MATERIALS PROVIDED section start

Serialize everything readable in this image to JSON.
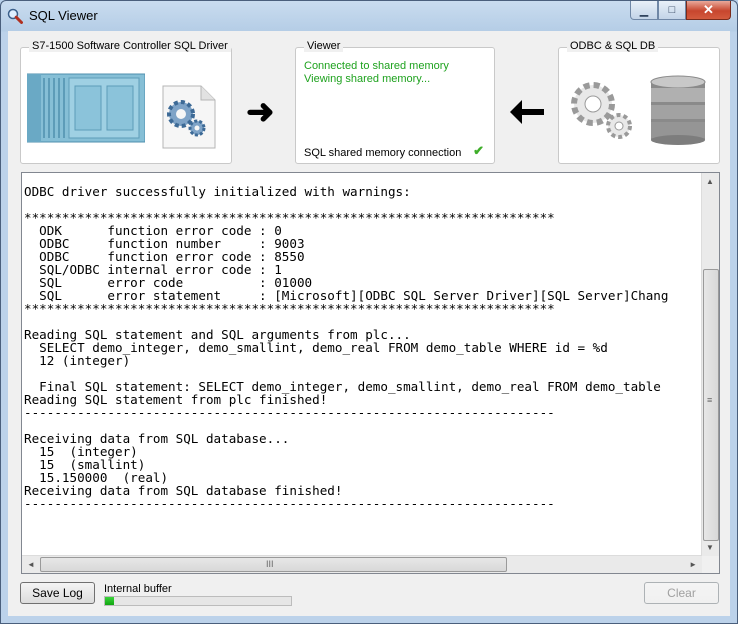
{
  "window": {
    "title": "SQL Viewer",
    "minimize_glyph": "▁",
    "maximize_glyph": "□",
    "close_glyph": "✕"
  },
  "panels": {
    "driver": {
      "label": "S7-1500 Software Controller SQL Driver"
    },
    "viewer": {
      "label": "Viewer",
      "status_lines": [
        "Connected to shared memory",
        "Viewing shared memory..."
      ],
      "connection_label": "SQL shared memory connection",
      "check_glyph": "✔"
    },
    "db": {
      "label": "ODBC & SQL DB"
    }
  },
  "arrows": {
    "left_glyph": "➜",
    "right_glyph": "🡠"
  },
  "log": {
    "lines": [
      "ODBC driver successfully initialized with warnings:",
      "",
      "**********************************************************************",
      "  ODK      function error code : 0",
      "  ODBC     function number     : 9003",
      "  ODBC     function error code : 8550",
      "  SQL/ODBC internal error code : 1",
      "  SQL      error code          : 01000",
      "  SQL      error statement     : [Microsoft][ODBC SQL Server Driver][SQL Server]Chang",
      "**********************************************************************",
      "",
      "Reading SQL statement and SQL arguments from plc...",
      "  SELECT demo_integer, demo_smallint, demo_real FROM demo_table WHERE id = %d",
      "  12 (integer)",
      "",
      "  Final SQL statement: SELECT demo_integer, demo_smallint, demo_real FROM demo_table",
      "Reading SQL statement from plc finished!",
      "----------------------------------------------------------------------",
      "",
      "Receiving data from SQL database...",
      "  15  (integer)",
      "  15  (smallint)",
      "  15.150000  (real)",
      "Receiving data from SQL database finished!",
      "----------------------------------------------------------------------"
    ]
  },
  "scroll": {
    "up": "▲",
    "down": "▼",
    "left": "◄",
    "right": "►",
    "grip_h": "III",
    "grip_v": "≡"
  },
  "footer": {
    "save_log_label": "Save Log",
    "buffer_label": "Internal buffer",
    "buffer_fill_fraction": 0.05,
    "clear_label": "Clear"
  },
  "colors": {
    "status_green": "#1ea21e",
    "progress_green": "#11a511"
  }
}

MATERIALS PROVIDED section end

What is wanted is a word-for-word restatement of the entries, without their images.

FINAL ANSWER:
Serialize everything readable in this image to JSON.
{
  "window": {
    "title": "SQL Viewer",
    "minimize_glyph": "▁",
    "maximize_glyph": "□",
    "close_glyph": "✕"
  },
  "panels": {
    "driver": {
      "label": "S7-1500 Software Controller SQL Driver"
    },
    "viewer": {
      "label": "Viewer",
      "status_lines": [
        "Connected to shared memory",
        "Viewing shared memory..."
      ],
      "connection_label": "SQL shared memory connection",
      "check_glyph": "✔"
    },
    "db": {
      "label": "ODBC & SQL DB"
    }
  },
  "arrows": {
    "left_glyph": "➜",
    "right_glyph": "🡠"
  },
  "log": {
    "lines": [
      "ODBC driver successfully initialized with warnings:",
      "",
      "**********************************************************************",
      "  ODK      function error code : 0",
      "  ODBC     function number     : 9003",
      "  ODBC     function error code : 8550",
      "  SQL/ODBC internal error code : 1",
      "  SQL      error code          : 01000",
      "  SQL      error statement     : [Microsoft][ODBC SQL Server Driver][SQL Server]Chang",
      "**********************************************************************",
      "",
      "Reading SQL statement and SQL arguments from plc...",
      "  SELECT demo_integer, demo_smallint, demo_real FROM demo_table WHERE id = %d",
      "  12 (integer)",
      "",
      "  Final SQL statement: SELECT demo_integer, demo_smallint, demo_real FROM demo_table",
      "Reading SQL statement from plc finished!",
      "----------------------------------------------------------------------",
      "",
      "Receiving data from SQL database...",
      "  15  (integer)",
      "  15  (smallint)",
      "  15.150000  (real)",
      "Receiving data from SQL database finished!",
      "----------------------------------------------------------------------"
    ]
  },
  "scroll": {
    "up": "▲",
    "down": "▼",
    "left": "◄",
    "right": "►",
    "grip_h": "III",
    "grip_v": "≡"
  },
  "footer": {
    "save_log_label": "Save Log",
    "buffer_label": "Internal buffer",
    "buffer_fill_fraction": 0.05,
    "clear_label": "Clear"
  },
  "colors": {
    "status_green": "#1ea21e",
    "progress_green": "#11a511"
  }
}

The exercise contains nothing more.